◆ **WHAT THE TASK ASKS**
Copy the entries below word for word, but omit any pictures they contain.

● ● ● ●

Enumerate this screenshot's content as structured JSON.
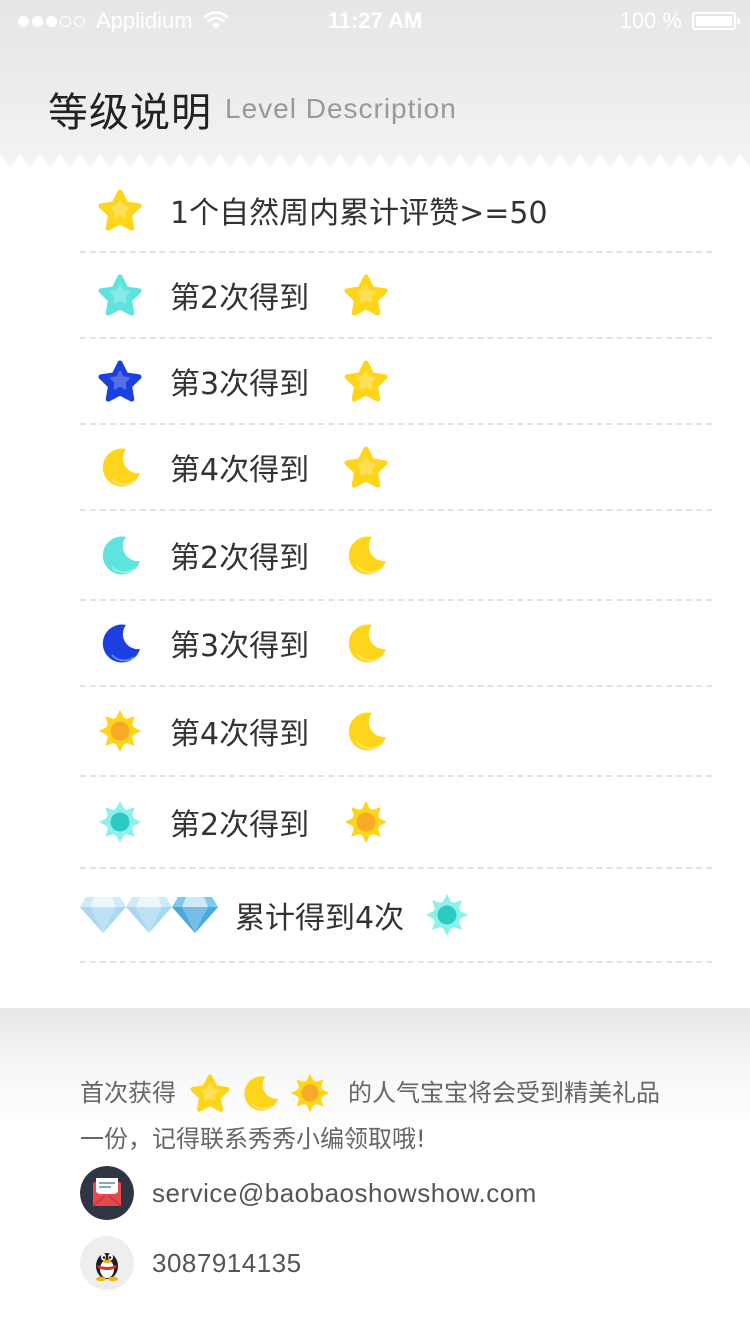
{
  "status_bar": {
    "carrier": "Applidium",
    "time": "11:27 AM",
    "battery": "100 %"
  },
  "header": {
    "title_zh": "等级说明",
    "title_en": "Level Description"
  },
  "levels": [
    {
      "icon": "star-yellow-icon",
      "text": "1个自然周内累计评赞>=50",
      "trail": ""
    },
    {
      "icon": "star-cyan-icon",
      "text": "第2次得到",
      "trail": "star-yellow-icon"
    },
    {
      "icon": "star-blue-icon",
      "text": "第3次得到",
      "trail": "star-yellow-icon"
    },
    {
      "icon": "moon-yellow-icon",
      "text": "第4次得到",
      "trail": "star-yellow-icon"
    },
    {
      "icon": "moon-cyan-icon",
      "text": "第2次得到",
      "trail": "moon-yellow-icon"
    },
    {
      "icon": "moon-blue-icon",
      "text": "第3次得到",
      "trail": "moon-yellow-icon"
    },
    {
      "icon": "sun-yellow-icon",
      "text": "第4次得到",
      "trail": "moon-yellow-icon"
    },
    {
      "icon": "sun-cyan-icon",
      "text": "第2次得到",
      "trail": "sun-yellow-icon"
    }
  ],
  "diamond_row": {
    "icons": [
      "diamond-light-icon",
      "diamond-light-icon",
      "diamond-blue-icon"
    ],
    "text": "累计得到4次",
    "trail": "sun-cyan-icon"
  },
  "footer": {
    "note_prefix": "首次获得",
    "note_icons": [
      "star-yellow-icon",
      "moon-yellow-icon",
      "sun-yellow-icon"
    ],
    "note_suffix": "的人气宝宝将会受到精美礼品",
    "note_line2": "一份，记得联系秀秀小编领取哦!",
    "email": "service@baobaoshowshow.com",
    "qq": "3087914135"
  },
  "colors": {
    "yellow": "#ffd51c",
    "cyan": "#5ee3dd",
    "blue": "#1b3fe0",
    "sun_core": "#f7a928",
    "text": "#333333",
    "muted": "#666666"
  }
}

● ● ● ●

◆ **FINISHED TASK**
Enumerate this screenshot's content as structured JSON.
{
  "status_bar": {
    "carrier": "Applidium",
    "time": "11:27 AM",
    "battery": "100 %"
  },
  "header": {
    "title_zh": "等级说明",
    "title_en": "Level Description"
  },
  "levels": [
    {
      "icon": "star-yellow-icon",
      "text": "1个自然周内累计评赞>=50",
      "trail": ""
    },
    {
      "icon": "star-cyan-icon",
      "text": "第2次得到",
      "trail": "star-yellow-icon"
    },
    {
      "icon": "star-blue-icon",
      "text": "第3次得到",
      "trail": "star-yellow-icon"
    },
    {
      "icon": "moon-yellow-icon",
      "text": "第4次得到",
      "trail": "star-yellow-icon"
    },
    {
      "icon": "moon-cyan-icon",
      "text": "第2次得到",
      "trail": "moon-yellow-icon"
    },
    {
      "icon": "moon-blue-icon",
      "text": "第3次得到",
      "trail": "moon-yellow-icon"
    },
    {
      "icon": "sun-yellow-icon",
      "text": "第4次得到",
      "trail": "moon-yellow-icon"
    },
    {
      "icon": "sun-cyan-icon",
      "text": "第2次得到",
      "trail": "sun-yellow-icon"
    }
  ],
  "diamond_row": {
    "icons": [
      "diamond-light-icon",
      "diamond-light-icon",
      "diamond-blue-icon"
    ],
    "text": "累计得到4次",
    "trail": "sun-cyan-icon"
  },
  "footer": {
    "note_prefix": "首次获得",
    "note_icons": [
      "star-yellow-icon",
      "moon-yellow-icon",
      "sun-yellow-icon"
    ],
    "note_suffix": "的人气宝宝将会受到精美礼品",
    "note_line2": "一份，记得联系秀秀小编领取哦!",
    "email": "service@baobaoshowshow.com",
    "qq": "3087914135"
  },
  "colors": {
    "yellow": "#ffd51c",
    "cyan": "#5ee3dd",
    "blue": "#1b3fe0",
    "sun_core": "#f7a928",
    "text": "#333333",
    "muted": "#666666"
  }
}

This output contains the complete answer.